Q: How can industry stakeholders select the best ePA solution for their prescriber base?
A: This is one of the most critical questions facing organizations, because ePA functionality will either drive prescriber adoption, or it will frustrate physicians and their staff. The scorecard outlines key success indicators for ePA vendors. We’ve discussed several, including: prospective and retrospective PA functionality and open APIs.
The remaining success indicators are plan compatibility and financial model.
Plan compatibility indicates how/if the vendor connects to all payers. Currently, CoverMyMeds is the only ePA vendor with 100% plan compatibility. This is typically accomplished through a direct, electronic integration with payer partners. In instances where CoverMyMeds can’t directly connect to the payer, the same, electronic experience is replicated, but the PA request is delivered via fax to the payer. This enables the prescriber to leverage an electronic process regardless of the payer, and the tool becomes a “one-stop shop” for all PA requests.
Similar functionality will be required of all ePA vendors to facilitate adoption. Otherwise, prescribers will be stuck using an electronic method for some PA requests, while reverting to the inefficient, paper process for others.
The remaining success indicator is financial model. Tools that pass costs along to the EHR vendor – and, more importantly, the prescriber – will experience slower adoption.
We’d love to hear from you.

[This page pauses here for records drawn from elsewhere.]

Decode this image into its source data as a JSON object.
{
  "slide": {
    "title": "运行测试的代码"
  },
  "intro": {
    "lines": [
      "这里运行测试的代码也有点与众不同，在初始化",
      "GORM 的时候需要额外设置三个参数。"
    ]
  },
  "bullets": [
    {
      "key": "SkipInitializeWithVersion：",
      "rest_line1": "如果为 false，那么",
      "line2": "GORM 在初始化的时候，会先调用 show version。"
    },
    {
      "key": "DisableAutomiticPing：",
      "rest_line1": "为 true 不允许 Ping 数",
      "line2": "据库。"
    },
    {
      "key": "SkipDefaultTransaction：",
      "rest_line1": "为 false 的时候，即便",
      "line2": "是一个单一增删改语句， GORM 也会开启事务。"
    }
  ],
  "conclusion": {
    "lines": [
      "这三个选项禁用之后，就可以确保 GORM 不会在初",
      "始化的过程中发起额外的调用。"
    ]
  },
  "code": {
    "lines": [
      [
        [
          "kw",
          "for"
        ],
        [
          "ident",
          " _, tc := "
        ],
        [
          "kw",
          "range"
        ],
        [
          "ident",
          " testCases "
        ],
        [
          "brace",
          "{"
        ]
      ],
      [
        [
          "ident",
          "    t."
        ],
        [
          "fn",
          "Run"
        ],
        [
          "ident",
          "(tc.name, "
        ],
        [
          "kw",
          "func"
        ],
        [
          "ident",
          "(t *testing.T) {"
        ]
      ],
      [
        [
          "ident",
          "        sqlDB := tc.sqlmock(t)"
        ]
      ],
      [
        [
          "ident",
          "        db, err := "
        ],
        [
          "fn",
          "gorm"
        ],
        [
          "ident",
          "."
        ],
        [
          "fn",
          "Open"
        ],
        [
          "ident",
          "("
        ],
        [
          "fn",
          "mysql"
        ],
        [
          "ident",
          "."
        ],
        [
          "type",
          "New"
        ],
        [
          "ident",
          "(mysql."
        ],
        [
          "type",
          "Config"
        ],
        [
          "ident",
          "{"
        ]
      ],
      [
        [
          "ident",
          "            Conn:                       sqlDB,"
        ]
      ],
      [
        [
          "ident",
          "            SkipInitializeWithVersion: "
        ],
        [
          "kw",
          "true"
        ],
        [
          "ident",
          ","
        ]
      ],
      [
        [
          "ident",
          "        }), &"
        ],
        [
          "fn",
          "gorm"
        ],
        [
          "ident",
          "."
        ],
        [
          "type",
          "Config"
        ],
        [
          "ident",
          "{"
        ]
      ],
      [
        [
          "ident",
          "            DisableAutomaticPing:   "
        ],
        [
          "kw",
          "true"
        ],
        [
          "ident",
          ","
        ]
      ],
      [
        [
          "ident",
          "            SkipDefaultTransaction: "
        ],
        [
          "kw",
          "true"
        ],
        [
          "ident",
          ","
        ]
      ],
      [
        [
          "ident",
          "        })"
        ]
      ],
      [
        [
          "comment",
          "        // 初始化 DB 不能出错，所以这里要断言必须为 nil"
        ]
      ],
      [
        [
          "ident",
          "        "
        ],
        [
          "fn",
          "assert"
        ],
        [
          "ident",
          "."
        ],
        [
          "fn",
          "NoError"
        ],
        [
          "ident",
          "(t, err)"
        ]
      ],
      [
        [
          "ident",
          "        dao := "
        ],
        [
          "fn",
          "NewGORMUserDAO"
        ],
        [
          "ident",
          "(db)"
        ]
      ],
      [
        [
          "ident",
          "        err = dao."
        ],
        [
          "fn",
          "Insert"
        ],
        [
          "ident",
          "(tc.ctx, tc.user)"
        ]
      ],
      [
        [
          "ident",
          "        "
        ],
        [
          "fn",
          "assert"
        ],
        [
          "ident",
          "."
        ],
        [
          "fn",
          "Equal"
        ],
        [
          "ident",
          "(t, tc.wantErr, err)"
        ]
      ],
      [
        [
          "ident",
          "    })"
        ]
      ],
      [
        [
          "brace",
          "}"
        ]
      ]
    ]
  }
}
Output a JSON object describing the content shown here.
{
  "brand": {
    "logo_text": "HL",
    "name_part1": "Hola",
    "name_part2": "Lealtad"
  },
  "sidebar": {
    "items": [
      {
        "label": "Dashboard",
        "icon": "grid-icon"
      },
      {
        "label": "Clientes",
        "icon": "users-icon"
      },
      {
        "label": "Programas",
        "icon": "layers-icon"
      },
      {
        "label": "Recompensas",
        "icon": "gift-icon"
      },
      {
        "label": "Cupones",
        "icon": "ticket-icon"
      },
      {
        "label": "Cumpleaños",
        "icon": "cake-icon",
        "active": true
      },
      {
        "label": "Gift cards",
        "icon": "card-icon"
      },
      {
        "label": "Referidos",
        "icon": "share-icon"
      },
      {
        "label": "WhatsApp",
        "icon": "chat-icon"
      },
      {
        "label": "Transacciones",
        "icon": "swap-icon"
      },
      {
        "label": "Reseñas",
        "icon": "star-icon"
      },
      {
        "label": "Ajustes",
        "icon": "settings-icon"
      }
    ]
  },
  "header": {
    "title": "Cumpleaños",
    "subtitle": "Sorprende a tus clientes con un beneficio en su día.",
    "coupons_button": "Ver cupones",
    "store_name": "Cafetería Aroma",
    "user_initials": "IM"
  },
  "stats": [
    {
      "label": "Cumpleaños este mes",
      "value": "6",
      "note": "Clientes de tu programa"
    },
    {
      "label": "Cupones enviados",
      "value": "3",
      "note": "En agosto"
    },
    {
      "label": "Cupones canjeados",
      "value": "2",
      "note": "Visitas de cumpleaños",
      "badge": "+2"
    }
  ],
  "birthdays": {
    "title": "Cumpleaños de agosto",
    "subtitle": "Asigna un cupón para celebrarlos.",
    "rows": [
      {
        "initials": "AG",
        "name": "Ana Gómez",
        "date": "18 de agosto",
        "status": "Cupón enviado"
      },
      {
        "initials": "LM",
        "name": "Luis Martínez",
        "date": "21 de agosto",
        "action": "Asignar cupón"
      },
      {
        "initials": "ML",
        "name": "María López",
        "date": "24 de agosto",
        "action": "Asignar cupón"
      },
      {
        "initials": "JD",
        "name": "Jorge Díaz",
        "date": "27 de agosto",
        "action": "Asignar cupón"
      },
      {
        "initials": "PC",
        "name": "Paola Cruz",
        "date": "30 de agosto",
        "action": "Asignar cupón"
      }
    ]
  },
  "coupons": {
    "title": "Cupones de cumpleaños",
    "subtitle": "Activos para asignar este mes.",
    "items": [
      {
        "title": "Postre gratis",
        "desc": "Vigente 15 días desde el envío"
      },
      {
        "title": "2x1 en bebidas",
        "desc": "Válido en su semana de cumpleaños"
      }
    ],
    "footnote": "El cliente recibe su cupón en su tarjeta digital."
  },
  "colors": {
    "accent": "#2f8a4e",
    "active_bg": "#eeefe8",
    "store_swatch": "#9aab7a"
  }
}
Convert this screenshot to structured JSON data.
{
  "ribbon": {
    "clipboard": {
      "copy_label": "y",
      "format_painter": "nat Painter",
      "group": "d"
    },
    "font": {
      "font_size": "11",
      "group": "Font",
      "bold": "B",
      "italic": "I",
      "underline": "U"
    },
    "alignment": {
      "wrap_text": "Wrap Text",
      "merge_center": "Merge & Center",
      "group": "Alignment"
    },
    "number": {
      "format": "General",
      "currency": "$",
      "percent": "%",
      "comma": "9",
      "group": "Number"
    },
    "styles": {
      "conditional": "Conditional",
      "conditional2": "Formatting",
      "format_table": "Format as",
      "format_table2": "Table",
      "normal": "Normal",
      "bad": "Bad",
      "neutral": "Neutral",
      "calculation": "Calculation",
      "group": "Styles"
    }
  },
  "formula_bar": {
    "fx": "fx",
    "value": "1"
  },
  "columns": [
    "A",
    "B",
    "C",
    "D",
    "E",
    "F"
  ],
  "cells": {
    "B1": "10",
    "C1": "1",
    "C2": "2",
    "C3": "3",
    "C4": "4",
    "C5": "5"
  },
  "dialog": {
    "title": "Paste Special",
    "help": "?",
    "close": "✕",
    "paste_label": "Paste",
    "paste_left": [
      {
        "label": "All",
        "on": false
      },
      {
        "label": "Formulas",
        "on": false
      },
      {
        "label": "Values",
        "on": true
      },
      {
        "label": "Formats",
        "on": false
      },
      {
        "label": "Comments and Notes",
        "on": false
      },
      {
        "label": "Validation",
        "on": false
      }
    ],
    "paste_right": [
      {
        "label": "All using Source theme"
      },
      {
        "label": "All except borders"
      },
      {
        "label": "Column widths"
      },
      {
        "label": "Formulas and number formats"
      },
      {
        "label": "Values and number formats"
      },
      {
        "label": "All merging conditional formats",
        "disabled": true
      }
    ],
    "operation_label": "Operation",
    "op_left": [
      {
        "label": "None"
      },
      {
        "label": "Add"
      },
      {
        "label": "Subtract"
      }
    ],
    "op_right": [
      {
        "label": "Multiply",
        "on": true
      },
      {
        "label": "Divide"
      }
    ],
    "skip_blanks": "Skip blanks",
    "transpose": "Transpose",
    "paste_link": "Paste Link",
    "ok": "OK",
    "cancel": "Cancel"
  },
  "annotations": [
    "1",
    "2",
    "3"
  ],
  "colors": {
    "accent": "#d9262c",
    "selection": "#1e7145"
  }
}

It’s our goal for the ePA National Adoption Scorecard to be a resource for all industry participants. If you have comments or questions, please email me at email@example.com, or contact our research team at firstname.lastname@example.org.